Since 1992, when the world effectively agreed to work together to stop environmental destruction, we have not invested in nature at the scale required to achieve a sustainable future for humankind. We have focused mostly on marginal experiments:
conservation credits, which come with ongoing pollution;
small direct subsidies for sustainable practices that are dwarfed by the subsidies going to unsustainable practices;
biofuels which are supposed to create a “net” benefit, but which still pollute and also consume much-needed agricultural land;
circular economy experiments even include an astounding approval for Chevron to make fuel from plastic.
We need far, far more, and better. Green bonds, and other sustainable impact bonds, are an important example of leadership. Green bond issuance has risen from $40 billion in 2015—when the Paris Agreement, the Sustainable Development Goals, and the agreements on Financing for Development and Disaster Risk Reduction, were agreed—to $443 billion in 2022. The pace in 2023 is a bit faster; estimates are new green bond issuance could reach $600 billion this year.
These are promising trends, but policy and market behavior have yet to adjust to the logic underlying them: all money needs to become climate-smart, resilience-building, and inclusive of those too long excluded from the capacity acceleration that is the core logic of finance, as such.
The Glasgow Financial Alliance for Net Zero brought together 450 financial institutions, in November 2021, committing to align $130 trillion—1/3 of all financial wealth—with science-based net-zero targets.
Much of that realignment has not yet started, let alone become a mainstream operating principle at these institutions. There is too much wait-and-see thinking still governing decisions.
As the ‘integrated and holistic’ approach called for by the Paris Agreement gathers momentum, we need policies and instruments that support economy-wide mainstreaming of sustainable finance.
The 2019 Invest at the Source report, from a high-level dialogue on ocean sustainability, identified upstream investment in ocean health as a critical blue-economy priority. Agriculture, for instance, can stop chemical runoff that pollutes waterways, degrades ecosystems, and leads to hypoxic ‘dead zones’ offshore. The same is true for the chemical industry, the energy sector, infrastructure and urbanization, and mineral extraction.
Non-target sectors can support critical science-based targets that give us operational compliance with climate and sustainable development goals. The ‘blue economy’ can be, and should be, the ocean-smart economy. Climate investments should be climate-smart investments in all areas of human activity—not only in a short list of climate solutions. Investments in nature need to be nature-positive and economy-wide as well.

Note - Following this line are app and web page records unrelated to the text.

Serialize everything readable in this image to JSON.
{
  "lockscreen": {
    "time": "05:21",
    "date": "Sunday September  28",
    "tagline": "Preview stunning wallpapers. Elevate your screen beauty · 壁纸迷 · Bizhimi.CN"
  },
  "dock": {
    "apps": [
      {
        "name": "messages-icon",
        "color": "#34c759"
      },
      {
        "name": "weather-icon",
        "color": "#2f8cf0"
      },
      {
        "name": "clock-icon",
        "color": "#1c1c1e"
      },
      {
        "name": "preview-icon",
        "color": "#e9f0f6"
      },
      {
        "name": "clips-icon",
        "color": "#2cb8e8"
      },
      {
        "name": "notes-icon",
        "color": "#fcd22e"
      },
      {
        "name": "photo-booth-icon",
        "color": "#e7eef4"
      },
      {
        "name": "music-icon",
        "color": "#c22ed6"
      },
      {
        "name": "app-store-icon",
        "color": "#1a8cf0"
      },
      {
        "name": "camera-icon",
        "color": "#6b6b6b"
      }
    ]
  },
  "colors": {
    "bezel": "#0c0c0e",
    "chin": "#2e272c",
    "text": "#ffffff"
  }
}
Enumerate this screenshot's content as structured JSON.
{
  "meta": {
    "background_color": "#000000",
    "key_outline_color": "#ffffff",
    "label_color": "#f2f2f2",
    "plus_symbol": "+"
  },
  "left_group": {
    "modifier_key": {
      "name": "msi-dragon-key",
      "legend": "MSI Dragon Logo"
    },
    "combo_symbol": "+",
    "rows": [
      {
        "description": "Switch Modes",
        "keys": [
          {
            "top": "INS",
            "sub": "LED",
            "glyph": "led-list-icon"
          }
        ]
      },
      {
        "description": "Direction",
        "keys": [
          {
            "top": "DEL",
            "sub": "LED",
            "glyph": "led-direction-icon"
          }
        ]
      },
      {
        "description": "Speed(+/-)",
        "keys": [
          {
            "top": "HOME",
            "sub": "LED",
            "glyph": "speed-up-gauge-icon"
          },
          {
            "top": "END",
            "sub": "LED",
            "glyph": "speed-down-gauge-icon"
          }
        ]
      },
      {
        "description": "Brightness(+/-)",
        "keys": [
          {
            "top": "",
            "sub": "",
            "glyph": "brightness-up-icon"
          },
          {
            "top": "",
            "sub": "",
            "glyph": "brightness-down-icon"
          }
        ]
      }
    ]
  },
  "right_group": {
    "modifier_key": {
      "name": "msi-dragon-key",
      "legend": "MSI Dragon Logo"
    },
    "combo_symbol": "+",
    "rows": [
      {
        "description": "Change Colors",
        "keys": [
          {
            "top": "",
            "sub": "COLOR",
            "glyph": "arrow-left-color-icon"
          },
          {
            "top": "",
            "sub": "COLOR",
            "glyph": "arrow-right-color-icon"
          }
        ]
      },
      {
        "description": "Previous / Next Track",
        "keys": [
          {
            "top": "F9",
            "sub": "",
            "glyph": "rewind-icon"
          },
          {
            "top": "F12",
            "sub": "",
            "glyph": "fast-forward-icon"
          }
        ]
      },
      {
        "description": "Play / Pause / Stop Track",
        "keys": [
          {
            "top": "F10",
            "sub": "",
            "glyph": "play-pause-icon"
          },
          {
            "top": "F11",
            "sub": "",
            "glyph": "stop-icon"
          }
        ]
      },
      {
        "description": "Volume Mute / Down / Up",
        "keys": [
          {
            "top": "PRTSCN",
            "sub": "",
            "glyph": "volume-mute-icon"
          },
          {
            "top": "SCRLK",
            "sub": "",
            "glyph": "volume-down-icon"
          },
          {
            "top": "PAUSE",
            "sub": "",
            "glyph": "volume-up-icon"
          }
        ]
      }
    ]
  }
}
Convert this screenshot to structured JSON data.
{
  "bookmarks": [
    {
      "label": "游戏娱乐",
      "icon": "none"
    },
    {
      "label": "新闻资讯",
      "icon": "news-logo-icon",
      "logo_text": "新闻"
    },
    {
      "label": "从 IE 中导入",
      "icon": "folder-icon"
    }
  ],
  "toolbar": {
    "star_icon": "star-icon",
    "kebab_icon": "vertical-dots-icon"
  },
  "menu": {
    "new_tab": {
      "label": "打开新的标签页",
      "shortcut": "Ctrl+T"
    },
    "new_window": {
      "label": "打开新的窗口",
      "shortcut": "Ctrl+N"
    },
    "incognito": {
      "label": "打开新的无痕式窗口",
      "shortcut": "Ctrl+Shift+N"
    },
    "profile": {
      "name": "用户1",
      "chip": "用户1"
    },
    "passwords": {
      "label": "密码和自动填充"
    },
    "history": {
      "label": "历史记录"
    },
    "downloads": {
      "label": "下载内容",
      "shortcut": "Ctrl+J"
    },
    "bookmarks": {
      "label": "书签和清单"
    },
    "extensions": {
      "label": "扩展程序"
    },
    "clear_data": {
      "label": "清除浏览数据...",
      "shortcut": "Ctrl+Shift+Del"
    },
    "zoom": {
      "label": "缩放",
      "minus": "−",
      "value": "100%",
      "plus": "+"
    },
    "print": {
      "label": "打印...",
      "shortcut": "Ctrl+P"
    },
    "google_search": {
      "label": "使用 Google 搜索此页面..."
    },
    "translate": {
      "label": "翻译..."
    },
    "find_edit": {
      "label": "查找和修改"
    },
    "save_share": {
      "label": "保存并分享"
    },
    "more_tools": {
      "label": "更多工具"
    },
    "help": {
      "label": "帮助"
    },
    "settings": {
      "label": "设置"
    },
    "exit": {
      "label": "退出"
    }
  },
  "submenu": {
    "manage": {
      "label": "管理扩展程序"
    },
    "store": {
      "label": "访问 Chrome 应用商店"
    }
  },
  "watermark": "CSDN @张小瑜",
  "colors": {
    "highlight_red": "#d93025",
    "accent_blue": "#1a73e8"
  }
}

This means there is space for the creation of instruments and strategies that act on financial needs and priorities not related to nature:
instruments that allow for bundling segments of mainstream investments into pools of funds that support nature-positive action;
insurance products linked to resilience-building and sustainable diversification, which can be supported by fiscal policy measures;
intermediary data services that enhance overall bankability of efforts to restore ecosystems, reduce pollution, and improve human health;
innovative technologies that can serve as delivery mechanisms for direct incentives to unbanked and underserved local actors.
The critical missing insight, in much of the policy and finance discussion, is that the health of natural systems is a critical driver of human health, wellbeing, and sustainable prosperity. Investing in nature means investing in people—in human health, in sustainable opportunity, and in the prospects for a better future all around.
We don’t need to commodify nature, ecosystems, and biodiversity in order to make investments in nature into market-making incentives. Instead, we need incentives that operate at multiple scales to encourage new practices and business strategies that don’t harm nature in the first place.